A pilot study suggests the hallucinogen psilocybin may be feasible and safe to administer to patients with advanced-stage cancer and anxiety, with promising effects on mood, according to a report published online today that will appear in the January 2011 print issue of Archives of General Psychiatry, one of the JAMA/Archives journals.
"In recent years, there has been a growing awareness that the psychological, spiritual and existential crises often encountered by patients with cancer and their families need to be addressed more vigorously," the authors write as background information in the article. "From the late 1950s to the early 1970s, research was carried out exploring the use of hallucinogens to treat the existential anxiety, despair and isolation often associated with advanced-stage cancer. Those studies described critically ill individuals undergoing psychospiritual epiphanies, often with powerful and sustained improvement in mood and anxiety as well as diminished need for narcotic pain medication."
Despite initial promising results, no follow-up research had been conducted; however, the medical value of hallucinogens is now being re-examined in psychiatric settings, the authors note. Charles S. Grob, M.D., of Harbor-UCLA Medical Center and Los Angeles Biomedical Research Institute, Torrance, explored the safety and efficacy of psilocybin--a hallucinogen with some psychological effects similar to lysergic acid diethylamide (LSD)--among 12 adults with advanced-stage cancer and anxiety.
Participants served as their own controls; in two six-hour treatment sessions several weeks apart, they were given clear capsules either of active psilocybin (in a dose of 0.2 milligrams per kilogram) or a placebo (niacin, 250 milligrams) in random order. Physiological responses such as blood pressure, heart rate and temperature were measured before and after, and psychological measures including assessments of depression, mood and anxiety were administered before and at the end of the session, one day and two weeks after the session and at monthly intervals for the following six months.
"Safe physiological and psychological responses were documented during treatment sessions," the authors write. "We also observed no adverse psychological effects from the treatment. All subjects tolerated the treatment sessions well, with no indication of severe anxiety or a 'bad trip.'" In addition, anxiety scores improved at one and three months after treatment and a depression inventory revealed an improvement of mood that began two weeks after treatment and reached significance at six months.
"This study established the feasibility and safety of administering moderate doses of psilocybin to patients with advanced-stage cancer and anxiety," the authors conclude. "Some of the data revealed a positive trend toward improved mood and anxiety. These results support the need for more research in this long-neglected field."

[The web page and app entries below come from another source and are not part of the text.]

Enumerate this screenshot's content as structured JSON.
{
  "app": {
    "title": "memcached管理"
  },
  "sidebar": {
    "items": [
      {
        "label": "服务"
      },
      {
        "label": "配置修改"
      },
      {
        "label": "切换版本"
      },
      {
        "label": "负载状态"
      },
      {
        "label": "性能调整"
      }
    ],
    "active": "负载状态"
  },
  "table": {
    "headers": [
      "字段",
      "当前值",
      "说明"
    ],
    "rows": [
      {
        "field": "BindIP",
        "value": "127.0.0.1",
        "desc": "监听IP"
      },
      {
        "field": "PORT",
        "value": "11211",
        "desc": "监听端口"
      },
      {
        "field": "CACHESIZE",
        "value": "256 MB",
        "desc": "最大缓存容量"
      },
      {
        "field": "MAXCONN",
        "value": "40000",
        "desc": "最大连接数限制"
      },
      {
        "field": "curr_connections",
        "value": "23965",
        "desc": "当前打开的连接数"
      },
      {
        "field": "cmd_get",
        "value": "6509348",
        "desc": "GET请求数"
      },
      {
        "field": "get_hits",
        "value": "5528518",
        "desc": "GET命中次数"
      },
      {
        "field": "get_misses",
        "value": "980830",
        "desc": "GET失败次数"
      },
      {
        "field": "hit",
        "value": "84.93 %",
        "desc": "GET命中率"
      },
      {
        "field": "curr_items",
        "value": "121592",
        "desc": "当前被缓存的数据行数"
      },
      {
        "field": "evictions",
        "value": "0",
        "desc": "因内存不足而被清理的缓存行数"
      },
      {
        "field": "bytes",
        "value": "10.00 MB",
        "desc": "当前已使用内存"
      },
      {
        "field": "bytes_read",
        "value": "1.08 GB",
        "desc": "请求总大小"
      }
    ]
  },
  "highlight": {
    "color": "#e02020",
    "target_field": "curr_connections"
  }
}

(Arch Gen Psychiatry. Published online September 6, 2010. doi:10.1001/archgenpsychiatry.2010.116. Available pre-embargo to the media at www.jamamedia.org.)
Editor's Note: This work was supported by the Heffter Research Institute; the Betsy Gordon Foundation; the Nathan Cummings Foundation, with the support and encouragement of James K. Cummings; and a grant from the National Institutes of Health to the Harbor-UCLA General Clinical Research Center. Please see the article for additional information, including other authors, author contributions and affiliations, financial disclosures, funding and support, etc.